- A Director is Expected to Embody the Camp's Mission and Philosophy
The camp's/organization's mission will impact just about everything. As the mission is part of the camp "lifestyle," your personal life—activities, personal appearance, conduct—may be impacted, as you are the "face" of the camp. As a director, you are expected to have a "mission mentality" and be driven by business thought processes that apply to the mission. You are expected to have the proper attitude and respect for the goals, policies, and procedures of the organization you are joining. In your day-to-day work, you must ask yourself, "how does what you are doing apply to what you say you do?"
- Networking to Learn and the Continuous, Upward-Improvement Slope
The camp industry is continuously evolving, and professionals should be on a continuous upward improvement slope. Attend as many training and educational events, and activities as possible, including those by camp professional organizations, kindred or related groups, and business organizations. Network with other camp professionals, including visiting camps, and talking with directors about what they do in their jobs. Directors and owners share that they have often learned more from the directors of other camps and camp leaders than they ever did from books or courses!
Camp Is a Lifestyle . . . Not a 9-to-5 Job
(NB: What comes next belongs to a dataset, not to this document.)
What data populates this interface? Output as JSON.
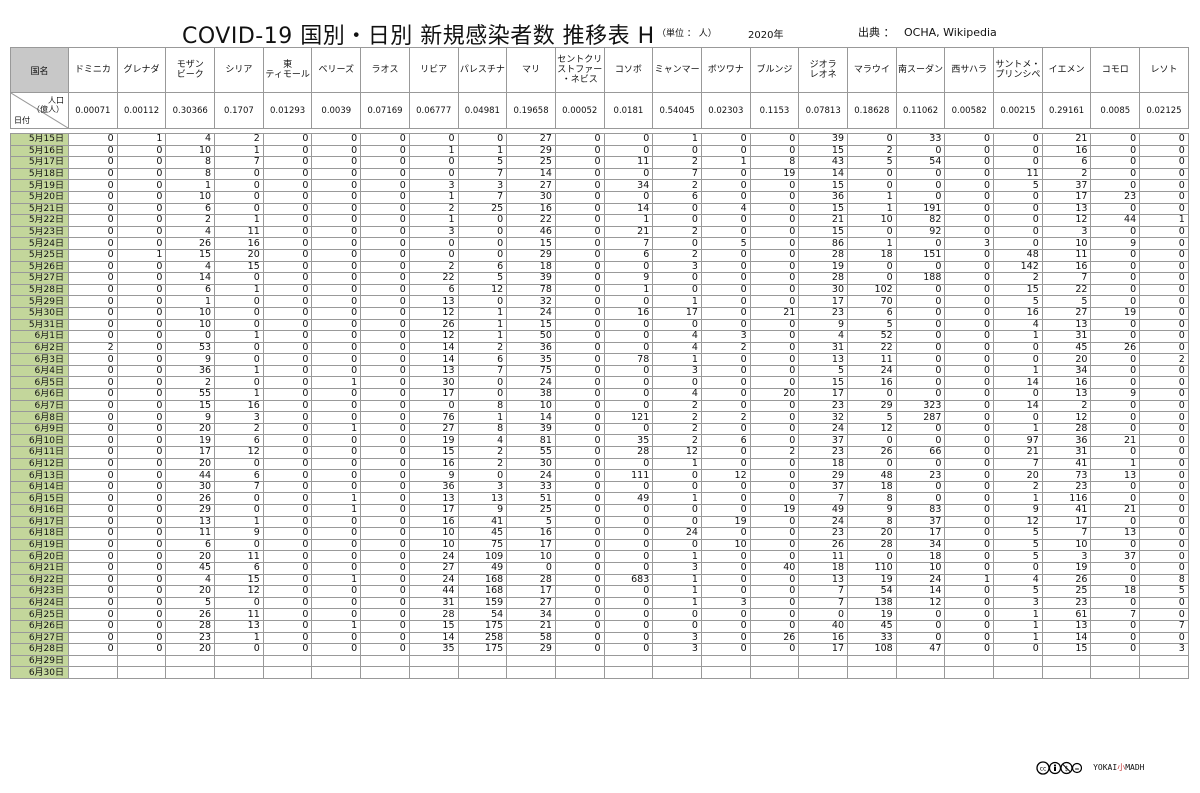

When I say, camp is a lifestyle, I mean your work impacts your life, and your life impacts your work. For a full-time, year-round professional, this means every aspect of your life. A commitment to camp as a professional means that you should be prepared to work long days and weeks, including weekends and nights (and usually for no extra pay). The responsibilities, workload, and long hours impact the time you have to spend with others, and how that time is spent. If you live on site, expect challenges in balancing private/family time with work. And having a job that is a lifestyle can pose extra challenges if your spouse/significant other is not also a "camp person."
Like marriage or joining a religious order, making a decision to commit your life to camp should not be entered into lightly. Before you jump into this job, you need to know that being a camp director, while rewarding in many respects, is a stressful job! The responsibility of being a camp director is intense, and there is tremendous time commitment and personal sacrifice. Emerging professionals are encouraged to have some frank, unvarnished talks about the lifestyle of being a camp professional with current directors.
Diane Tyrrell, C.C.D., M.A. Ed., has been working in camps for twenty-seven years and directing for eighteen years, with experience in nonprofit and for-profit operations. She is currently director of Camp Motorsport, the president of American Camp Association (ACA), Virginias and serves on the ACA National Board. She lives in Virginia with her husband and two sons.
Originally published in the 2007 September/October issue of Camping Magazine.